Positioning Your Lobby for a Great First Impression

The client experience starts long before a client sits down in your office for their first appointment. One piece of the client experience, and possibly the first impression of your firm, is your office lobby.  What message does it convey? Think beyond the warm greeting they are hopefully receiving from the receptionist. What is their eye drawn to first? What story do those visuals tell? Step back and walk through those doors as a prospect and determine those messages. Is it what you want to convey? If not, what should it be? Below are some small changes that you can make to your lobby to share the story of your firm.

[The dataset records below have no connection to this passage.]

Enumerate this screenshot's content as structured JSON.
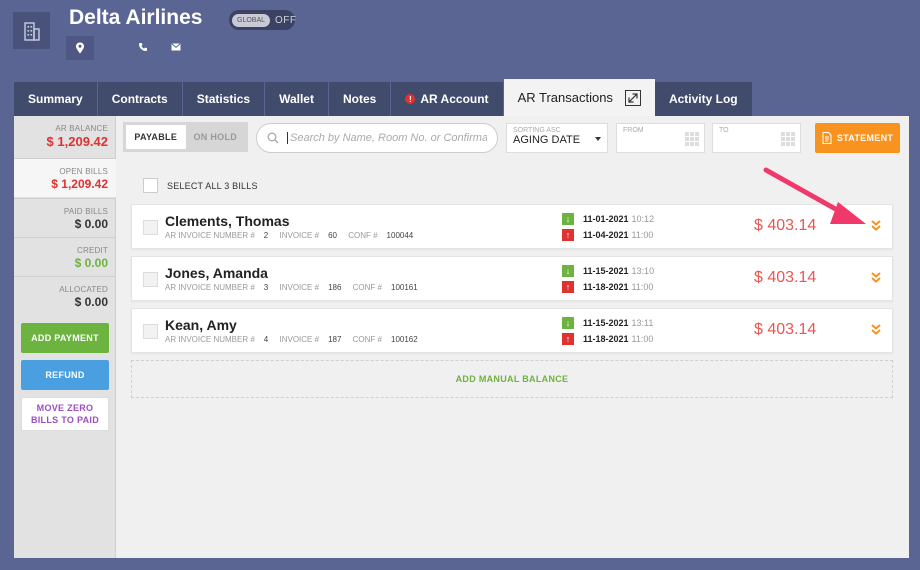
{
  "header": {
    "company_icon": "building-icon",
    "company_name": "Delta Airlines",
    "global_toggle": {
      "label": "GLOBAL",
      "state": "OFF"
    },
    "icons": [
      "location-icon",
      "phone-icon",
      "mail-icon"
    ]
  },
  "tabs": [
    {
      "label": "Summary",
      "active": false
    },
    {
      "label": "Contracts",
      "active": false
    },
    {
      "label": "Statistics",
      "active": false
    },
    {
      "label": "Wallet",
      "active": false
    },
    {
      "label": "Notes",
      "active": false
    },
    {
      "label": "AR Account",
      "active": false,
      "alert": "!"
    },
    {
      "label": "AR Transactions",
      "active": true
    },
    {
      "label": "Activity Log",
      "active": false
    }
  ],
  "summary": {
    "ar_balance": {
      "label": "AR BALANCE",
      "value": "$ 1,209.42"
    },
    "open_bills": {
      "label": "OPEN BILLS",
      "value": "$ 1,209.42"
    },
    "paid_bills": {
      "label": "PAID BILLS",
      "value": "$ 0.00"
    },
    "credit": {
      "label": "CREDIT",
      "value": "$ 0.00"
    },
    "allocated": {
      "label": "ALLOCATED",
      "value": "$ 0.00"
    }
  },
  "actions": {
    "add_payment": "ADD PAYMENT",
    "refund": "REFUND",
    "move_zero": "MOVE ZERO BILLS TO PAID"
  },
  "toolbar": {
    "seg_payable": "PAYABLE",
    "seg_on_hold": "ON HOLD",
    "search_placeholder": "Search by Name, Room No. or Confirmation",
    "sort_label": "SORTING ASC",
    "sort_value": "AGING DATE",
    "from_label": "FROM",
    "to_label": "TO",
    "statement": "STATEMENT"
  },
  "select_all": "SELECT ALL 3 BILLS",
  "bills": [
    {
      "name": "Clements, Thomas",
      "ar_invoice_label": "AR INVOICE NUMBER #",
      "ar_invoice": "2",
      "invoice_label": "INVOICE #",
      "invoice": "60",
      "conf_label": "CONF #",
      "conf": "100044",
      "in_date": "11-01-2021",
      "in_time": "10:12",
      "out_date": "11-04-2021",
      "out_time": "11:00",
      "amount": "$ 403.14"
    },
    {
      "name": "Jones, Amanda",
      "ar_invoice_label": "AR INVOICE NUMBER #",
      "ar_invoice": "3",
      "invoice_label": "INVOICE #",
      "invoice": "186",
      "conf_label": "CONF #",
      "conf": "100161",
      "in_date": "11-15-2021",
      "in_time": "13:10",
      "out_date": "11-18-2021",
      "out_time": "11:00",
      "amount": "$ 403.14"
    },
    {
      "name": "Kean, Amy",
      "ar_invoice_label": "AR INVOICE NUMBER #",
      "ar_invoice": "4",
      "invoice_label": "INVOICE #",
      "invoice": "187",
      "conf_label": "CONF #",
      "conf": "100162",
      "in_date": "11-15-2021",
      "in_time": "13:11",
      "out_date": "11-18-2021",
      "out_time": "11:00",
      "amount": "$ 403.14"
    }
  ],
  "add_manual_balance": "ADD MANUAL BALANCE",
  "colors": {
    "background": "#5a6593",
    "accent_orange": "#f7931e",
    "green": "#6cb33f",
    "blue": "#4a9fe1",
    "red": "#e03131",
    "purple": "#9c4ec0",
    "annotation_arrow": "#f0386b"
  }
}
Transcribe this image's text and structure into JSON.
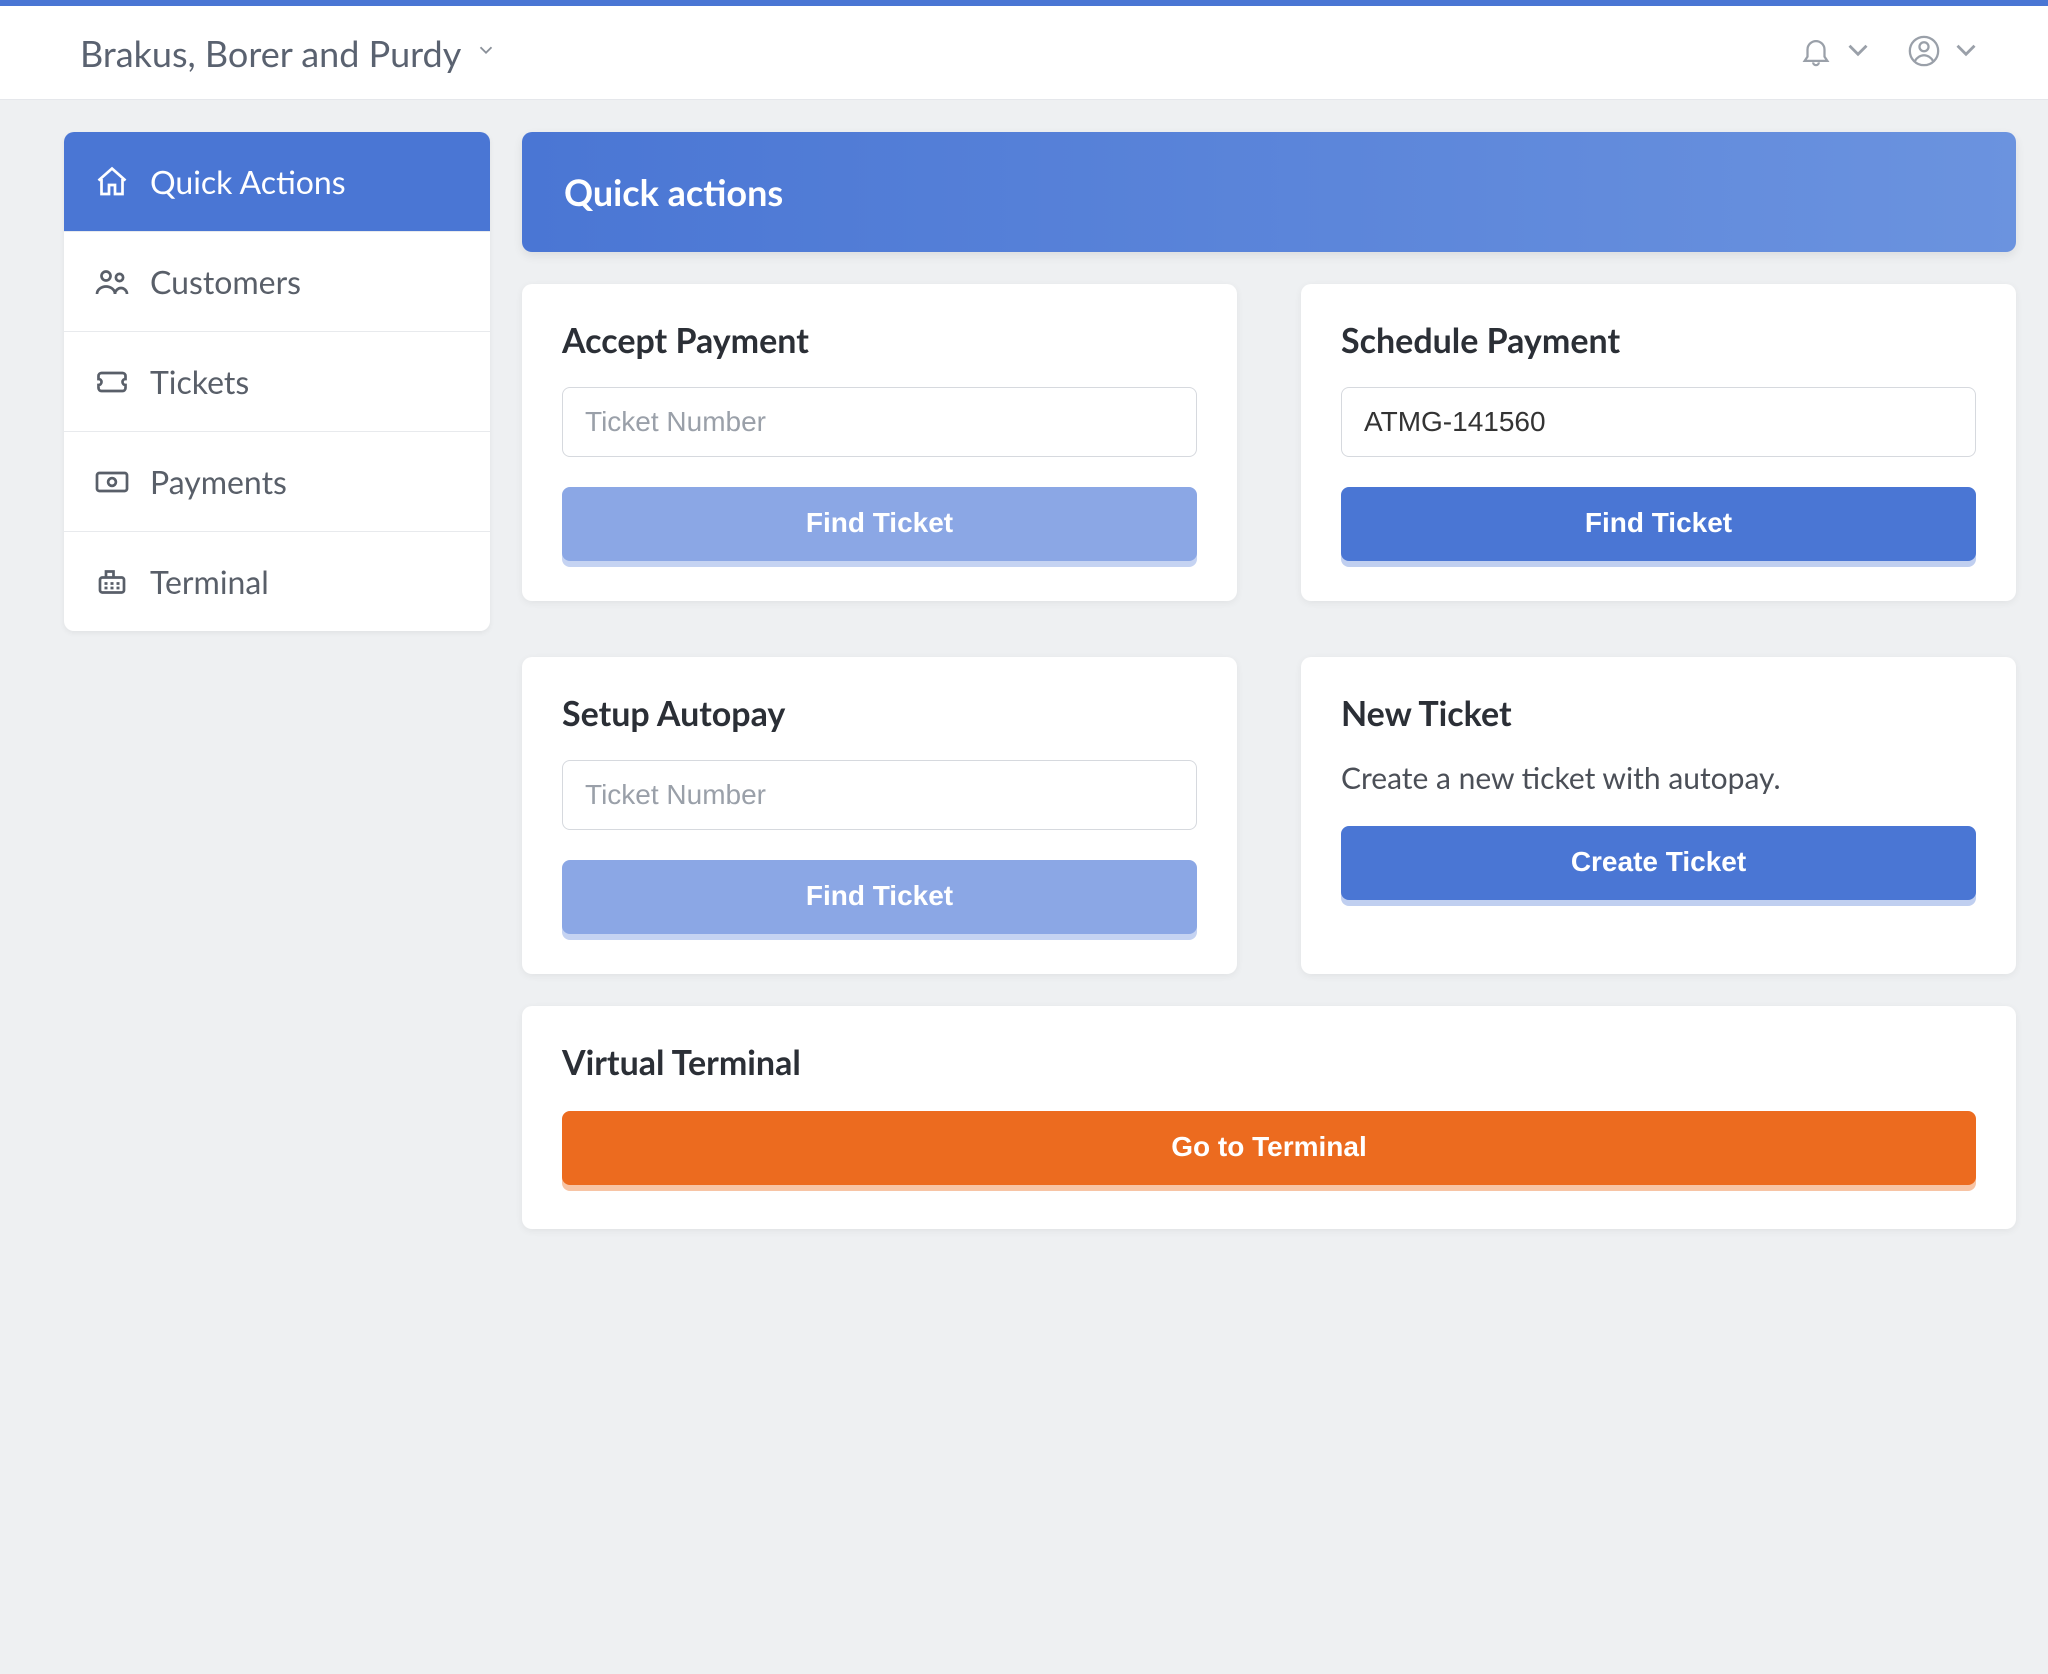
{
  "header": {
    "org_name": "Brakus, Borer and Purdy"
  },
  "sidebar": {
    "items": [
      {
        "label": "Quick Actions",
        "icon": "home",
        "active": true
      },
      {
        "label": "Customers",
        "icon": "users",
        "active": false
      },
      {
        "label": "Tickets",
        "icon": "ticket",
        "active": false
      },
      {
        "label": "Payments",
        "icon": "cash",
        "active": false
      },
      {
        "label": "Terminal",
        "icon": "register",
        "active": false
      }
    ]
  },
  "page_title": "Quick actions",
  "cards": {
    "accept_payment": {
      "title": "Accept Payment",
      "placeholder": "Ticket Number",
      "value": "",
      "button": "Find Ticket"
    },
    "schedule_payment": {
      "title": "Schedule Payment",
      "placeholder": "Ticket Number",
      "value": "ATMG-141560",
      "button": "Find Ticket"
    },
    "setup_autopay": {
      "title": "Setup Autopay",
      "placeholder": "Ticket Number",
      "value": "",
      "button": "Find Ticket"
    },
    "new_ticket": {
      "title": "New Ticket",
      "description": "Create a new ticket with autopay.",
      "button": "Create Ticket"
    },
    "virtual_terminal": {
      "title": "Virtual Terminal",
      "button": "Go to Terminal"
    }
  }
}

  • Artwork and photographs are a great way to break up blank wall space and provide something that is visually A piece of artwork can send a strong message about who you are and what you do. Consider pieces from local artists to emphasize your commitment to the community. Do you have specialized niches? Abstractly showcase those industries, e.g., a beautiful field of wheat for your agriculture clients or a historical photograph of the city with smokestacks and hardworking laborers to show your deep history in manufacturing. If the firm has a long history, your lobby and conference rooms are great places to highlight photographs of past shareholders, newspaper articles matted in frames and historical pictures of your past offices.
  • Brochures and other marketing collateral are nice to have in your lobby but don’t over-do it. Create a nice area to house those materials in a clean and sleek way. If a client or prospect wants to browse your materials, they will, but don’t bombard them with those materials on every surface.
  • A flatscreen T.V. is a great addition to any lobby. The capabilities are endless and easy to update. Consider creating a rolling slideshow that showcases current happenings in the firm, new team members, timely service offerings, photos of your staff volunteering in the community and client testimonials. We hope clients aren’t waiting too long for their appointment, but their time in the lobby is better spent learning more about your team and service offerings than browsing the latest celebrity “news” stories.
  • This tip may go without saying, but your lobby should be clean and orderly. On the surface, this might seem obvious, but look beyond the neat stacks of magazines and the freshly vacuumed carpet. Look up and look down. Are there stains on your ceiling tiles or small cracks in your floor tiles? Is the lettering coming up from the logo displayed on your door? Maybe coffee rings on the side tables? Every office experiences normal wear and tear, but what message is it sending? Your competitors are recruiting your very best clients every day, and if they just moved into a new property with a cappuccino maker in the lobby, they will superficially impress. While a cappuccino maker is nice, it isn’t necessary. Your best impression boils down to CARING. Be sure your lobby space shows your staff, the community and your clients that you care. Don’t neglect the little things.

If you access your office through an employee entrance it’s easy to forget what your clients see when they visit. Take some time to look around your lobby space before clients start making their year-end planning appointments. What are a few small changes you can make? If your lobby needs a total overhaul, create a goal and recruit others to help make it happen. At the very least, put out a bowl of mints. Fresh breath never hurt anyone.

Related Articles

Comments are closed.